But it's a plan that is raising more than a few eyebrows.
"It could make everybody in Eastland sick, kill our fish, and it's our water supply, we bathe in it, cook with it, use it to drink," said Eastland resident Jay Jones. "Yeah, it would be a big concern."
But what appears to be the biggest issue is the serious lack of knowledge within the community -- people we spoke with, from county leaders to average citizens -- are not exactly sure what's going on.
The Breckenridge-based gas company bought the pipeline in 2005 -- and along with it, they say, the easements that allow them to do with it what they want.
Hanlon Gas has already started work on the south side of the lake, putting up warning signs and updating the pipeline in the area.
"It just gives me peace of mind to know they're doing everything they can to protect the water and the people around it," said Gary Lister, another Eastland resident.
Johnson said it is certainly nothing that has not been done before, and the company is taking every safety precaution they can, to reduce the risk of a leak.
"If any gas was to vent in the water, our opinion is that it would bubble up to the surface and disperse into the atmosphere."
But Johnson said as far as they are concerned, the pipe is safe as is.
"They don't know that until they get under there and inspect every inch of pipe there is to make sure it's safe and if they do that, I'd be fine with it really," Jones said.
The company said they hired a professional diver in 2011 to go bank to bank in Lake Leon and verify the pipe is buried under the lake bed and found that it was.
"However, as a next step, at our expense, we're going to install a liner inside the pipe.

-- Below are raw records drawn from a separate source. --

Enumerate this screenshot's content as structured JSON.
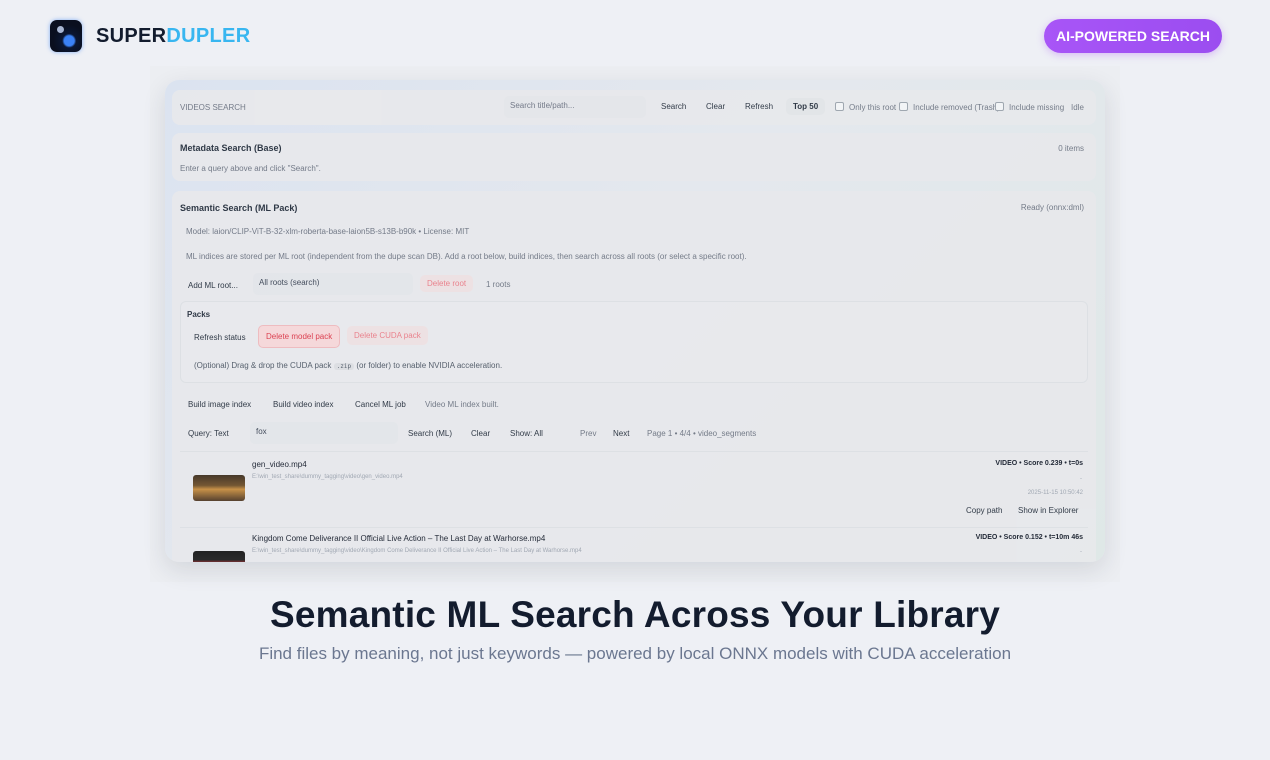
{
  "brand": {
    "part1": "SUPER",
    "part2": "DUPLER"
  },
  "badge": "AI-POWERED SEARCH",
  "app": {
    "toolbar": {
      "title": "VIDEOS SEARCH",
      "search_placeholder": "Search title/path...",
      "search_label": "Search",
      "clear_label": "Clear",
      "refresh_label": "Refresh",
      "top_label": "Top 50",
      "only_root_label": "Only this root",
      "include_removed_label": "Include removed (Trash)",
      "include_missing_label": "Include missing",
      "status": "Idle"
    },
    "metadata": {
      "title": "Metadata Search (Base)",
      "count": "0 items",
      "hint": "Enter a query above and click \"Search\"."
    },
    "semantic": {
      "title": "Semantic Search (ML Pack)",
      "status": "Ready (onnx:dml)",
      "model_line": "Model: laion/CLIP-ViT-B-32-xlm-roberta-base-laion5B-s13B-b90k • License: MIT",
      "info_line": "ML indices are stored per ML root (independent from the dupe scan DB). Add a root below, build indices, then search across all roots (or select a specific root).",
      "add_root_label": "Add ML root...",
      "roots_select": "All roots (search)",
      "delete_root_label": "Delete root",
      "roots_count": "1 roots",
      "packs": {
        "title": "Packs",
        "refresh_status_label": "Refresh status",
        "delete_model_label": "Delete model pack",
        "delete_cuda_label": "Delete CUDA pack",
        "drop_hint_pre": "(Optional) Drag & drop the CUDA pack",
        "drop_hint_code": ".zip",
        "drop_hint_post": "(or folder) to enable NVIDIA acceleration."
      },
      "build_image_label": "Build image index",
      "build_video_label": "Build video index",
      "cancel_label": "Cancel ML job",
      "build_status": "Video ML index built.",
      "query_mode": "Query: Text",
      "query_value": "fox",
      "search_ml_label": "Search (ML)",
      "clear_label": "Clear",
      "show_label": "Show: All",
      "prev_label": "Prev",
      "next_label": "Next",
      "page_info": "Page 1 • 4/4 • video_segments",
      "results": [
        {
          "name": "gen_video.mp4",
          "path": "E:\\win_test_share\\dummy_tagging\\video\\gen_video.mp4",
          "score": "VIDEO • Score 0.239 • t=0s",
          "dash": "-",
          "date": "2025-11-15 10:50:42",
          "copy_label": "Copy path",
          "explorer_label": "Show in Explorer"
        },
        {
          "name": "Kingdom Come Deliverance II Official Live Action – The Last Day at Warhorse.mp4",
          "path": "E:\\win_test_share\\dummy_tagging\\video\\Kingdom Come Deliverance II Official Live Action – The Last Day at Warhorse.mp4",
          "score": "VIDEO • Score 0.152 • t=10m 46s",
          "dash": "-"
        }
      ]
    }
  },
  "caption": {
    "headline": "Semantic ML Search Across Your Library",
    "subline": "Find files by meaning, not just keywords — powered by local ONNX models with CUDA acceleration"
  }
}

It's polyethylene and it's a tite-liner process," Johnson said.
City officials are not as convinced -- Eastland City Manager Ron Holliday has spoken out against the use of the pipeline, citing safety issues and possible contamination of the lake.
A liner, visual inspection, and pressure tests, and yet it seems this battle is just beginning.
The Eastland County Water Supply District, which has jurisdiction over the lake, has referred all questions to their lawyer, who said Tuesday he could not comment on pending issues.